**Exercise directions**
A single number is expected: the count of lines below where the word "data" occurs.

**Exercise material**
<<<<

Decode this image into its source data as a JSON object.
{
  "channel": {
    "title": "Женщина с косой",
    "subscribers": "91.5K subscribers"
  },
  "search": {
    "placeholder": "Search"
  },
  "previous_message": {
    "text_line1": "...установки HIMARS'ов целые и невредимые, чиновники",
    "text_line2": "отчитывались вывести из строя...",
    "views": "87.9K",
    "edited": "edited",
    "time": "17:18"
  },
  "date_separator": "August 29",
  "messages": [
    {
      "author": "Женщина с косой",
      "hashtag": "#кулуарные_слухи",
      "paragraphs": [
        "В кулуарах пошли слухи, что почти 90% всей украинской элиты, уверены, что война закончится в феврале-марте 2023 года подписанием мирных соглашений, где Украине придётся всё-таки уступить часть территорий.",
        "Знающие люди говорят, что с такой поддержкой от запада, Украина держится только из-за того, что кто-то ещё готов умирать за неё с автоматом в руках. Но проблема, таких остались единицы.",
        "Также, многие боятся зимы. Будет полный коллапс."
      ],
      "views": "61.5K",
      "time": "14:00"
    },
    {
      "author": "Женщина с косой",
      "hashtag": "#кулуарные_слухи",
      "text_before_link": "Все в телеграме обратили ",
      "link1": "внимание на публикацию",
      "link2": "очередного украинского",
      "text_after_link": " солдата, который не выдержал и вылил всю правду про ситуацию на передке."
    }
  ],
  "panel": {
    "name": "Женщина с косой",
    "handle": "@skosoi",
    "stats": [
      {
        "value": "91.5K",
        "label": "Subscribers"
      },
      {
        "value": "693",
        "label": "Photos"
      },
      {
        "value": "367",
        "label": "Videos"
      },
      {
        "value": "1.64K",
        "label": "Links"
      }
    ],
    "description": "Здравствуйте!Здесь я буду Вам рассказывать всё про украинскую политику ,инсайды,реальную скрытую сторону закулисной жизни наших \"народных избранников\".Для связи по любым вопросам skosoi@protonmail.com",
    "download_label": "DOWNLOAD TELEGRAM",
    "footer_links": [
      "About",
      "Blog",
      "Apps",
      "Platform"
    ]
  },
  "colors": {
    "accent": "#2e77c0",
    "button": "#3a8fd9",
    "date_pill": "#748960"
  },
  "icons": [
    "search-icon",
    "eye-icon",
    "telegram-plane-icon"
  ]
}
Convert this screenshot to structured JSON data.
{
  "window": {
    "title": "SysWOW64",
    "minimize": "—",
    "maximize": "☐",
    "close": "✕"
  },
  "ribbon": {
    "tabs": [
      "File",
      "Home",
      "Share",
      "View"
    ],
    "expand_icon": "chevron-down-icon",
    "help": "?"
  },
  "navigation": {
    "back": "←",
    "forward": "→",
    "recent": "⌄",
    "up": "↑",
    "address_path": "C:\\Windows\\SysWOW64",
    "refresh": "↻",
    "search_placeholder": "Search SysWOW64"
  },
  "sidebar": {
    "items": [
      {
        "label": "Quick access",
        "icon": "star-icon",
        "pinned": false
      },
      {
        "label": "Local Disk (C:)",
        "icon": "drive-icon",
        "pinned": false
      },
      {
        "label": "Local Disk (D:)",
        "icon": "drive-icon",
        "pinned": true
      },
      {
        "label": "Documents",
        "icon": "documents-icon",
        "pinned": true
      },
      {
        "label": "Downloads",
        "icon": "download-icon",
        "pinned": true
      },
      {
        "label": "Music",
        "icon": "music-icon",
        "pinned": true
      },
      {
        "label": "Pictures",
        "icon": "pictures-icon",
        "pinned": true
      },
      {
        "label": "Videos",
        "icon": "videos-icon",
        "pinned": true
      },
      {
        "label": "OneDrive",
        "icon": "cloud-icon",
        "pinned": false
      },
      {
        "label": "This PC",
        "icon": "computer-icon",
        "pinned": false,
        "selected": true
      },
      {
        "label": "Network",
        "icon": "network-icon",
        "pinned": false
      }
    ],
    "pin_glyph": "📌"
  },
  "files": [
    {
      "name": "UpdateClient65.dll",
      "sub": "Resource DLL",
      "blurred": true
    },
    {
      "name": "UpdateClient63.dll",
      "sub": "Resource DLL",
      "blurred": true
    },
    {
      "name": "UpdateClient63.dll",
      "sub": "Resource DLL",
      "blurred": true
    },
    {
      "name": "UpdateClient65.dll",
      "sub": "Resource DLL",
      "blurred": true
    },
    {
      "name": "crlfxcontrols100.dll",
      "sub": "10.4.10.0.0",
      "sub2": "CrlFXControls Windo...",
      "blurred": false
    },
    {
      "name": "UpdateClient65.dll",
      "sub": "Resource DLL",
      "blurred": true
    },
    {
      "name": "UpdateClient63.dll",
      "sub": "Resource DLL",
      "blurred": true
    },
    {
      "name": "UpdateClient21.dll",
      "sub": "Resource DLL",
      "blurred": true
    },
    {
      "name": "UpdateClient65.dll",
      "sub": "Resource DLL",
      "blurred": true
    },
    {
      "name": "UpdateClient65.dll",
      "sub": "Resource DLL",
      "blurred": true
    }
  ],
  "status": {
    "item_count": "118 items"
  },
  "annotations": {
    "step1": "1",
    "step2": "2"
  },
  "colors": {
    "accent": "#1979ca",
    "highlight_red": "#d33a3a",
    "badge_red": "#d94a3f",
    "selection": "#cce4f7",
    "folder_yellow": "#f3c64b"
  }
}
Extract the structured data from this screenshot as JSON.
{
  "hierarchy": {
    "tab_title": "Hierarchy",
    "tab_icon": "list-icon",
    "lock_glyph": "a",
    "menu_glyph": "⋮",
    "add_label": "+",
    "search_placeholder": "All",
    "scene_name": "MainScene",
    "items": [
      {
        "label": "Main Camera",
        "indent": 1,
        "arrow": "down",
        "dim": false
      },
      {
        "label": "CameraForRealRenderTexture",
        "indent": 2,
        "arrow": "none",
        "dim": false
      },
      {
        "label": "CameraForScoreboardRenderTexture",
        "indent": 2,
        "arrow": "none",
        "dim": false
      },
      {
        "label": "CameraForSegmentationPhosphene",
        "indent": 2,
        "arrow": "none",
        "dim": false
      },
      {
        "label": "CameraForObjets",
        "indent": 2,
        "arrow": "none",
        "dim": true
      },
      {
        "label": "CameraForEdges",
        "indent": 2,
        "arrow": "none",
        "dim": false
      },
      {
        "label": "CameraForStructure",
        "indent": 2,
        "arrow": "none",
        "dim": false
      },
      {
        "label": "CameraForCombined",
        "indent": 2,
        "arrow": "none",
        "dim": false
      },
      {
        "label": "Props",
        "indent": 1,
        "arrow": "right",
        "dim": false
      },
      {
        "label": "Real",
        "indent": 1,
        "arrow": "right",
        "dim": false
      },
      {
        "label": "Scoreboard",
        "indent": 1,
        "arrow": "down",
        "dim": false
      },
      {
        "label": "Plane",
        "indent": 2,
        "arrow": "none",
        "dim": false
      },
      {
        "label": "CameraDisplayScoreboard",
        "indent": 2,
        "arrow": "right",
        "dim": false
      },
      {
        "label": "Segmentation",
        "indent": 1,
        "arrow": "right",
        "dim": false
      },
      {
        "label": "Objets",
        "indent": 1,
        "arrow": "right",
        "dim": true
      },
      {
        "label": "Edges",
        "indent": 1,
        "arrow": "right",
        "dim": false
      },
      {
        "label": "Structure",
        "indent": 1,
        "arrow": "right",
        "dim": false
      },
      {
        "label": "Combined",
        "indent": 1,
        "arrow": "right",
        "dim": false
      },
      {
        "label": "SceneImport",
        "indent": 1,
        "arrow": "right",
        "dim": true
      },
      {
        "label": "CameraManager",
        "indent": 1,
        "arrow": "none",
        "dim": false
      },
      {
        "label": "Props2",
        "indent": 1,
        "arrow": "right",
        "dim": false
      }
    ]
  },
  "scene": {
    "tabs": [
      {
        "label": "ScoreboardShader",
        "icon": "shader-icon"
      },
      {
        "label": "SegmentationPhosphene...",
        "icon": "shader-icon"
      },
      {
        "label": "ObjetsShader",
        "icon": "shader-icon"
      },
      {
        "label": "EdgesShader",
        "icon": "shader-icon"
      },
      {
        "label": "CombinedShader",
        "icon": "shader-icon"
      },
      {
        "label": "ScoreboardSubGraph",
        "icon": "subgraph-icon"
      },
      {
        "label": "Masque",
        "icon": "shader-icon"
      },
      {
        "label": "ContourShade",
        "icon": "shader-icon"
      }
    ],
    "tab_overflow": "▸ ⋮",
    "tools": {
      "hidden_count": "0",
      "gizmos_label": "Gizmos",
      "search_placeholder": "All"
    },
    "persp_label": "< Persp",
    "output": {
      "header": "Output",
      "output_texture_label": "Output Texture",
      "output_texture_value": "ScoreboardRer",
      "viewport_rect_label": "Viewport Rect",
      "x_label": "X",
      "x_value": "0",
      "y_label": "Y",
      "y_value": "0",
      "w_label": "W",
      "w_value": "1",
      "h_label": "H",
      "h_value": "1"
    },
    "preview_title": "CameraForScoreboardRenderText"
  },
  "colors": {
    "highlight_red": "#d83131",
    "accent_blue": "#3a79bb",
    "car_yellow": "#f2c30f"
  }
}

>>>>

**Answer for this exercise**
3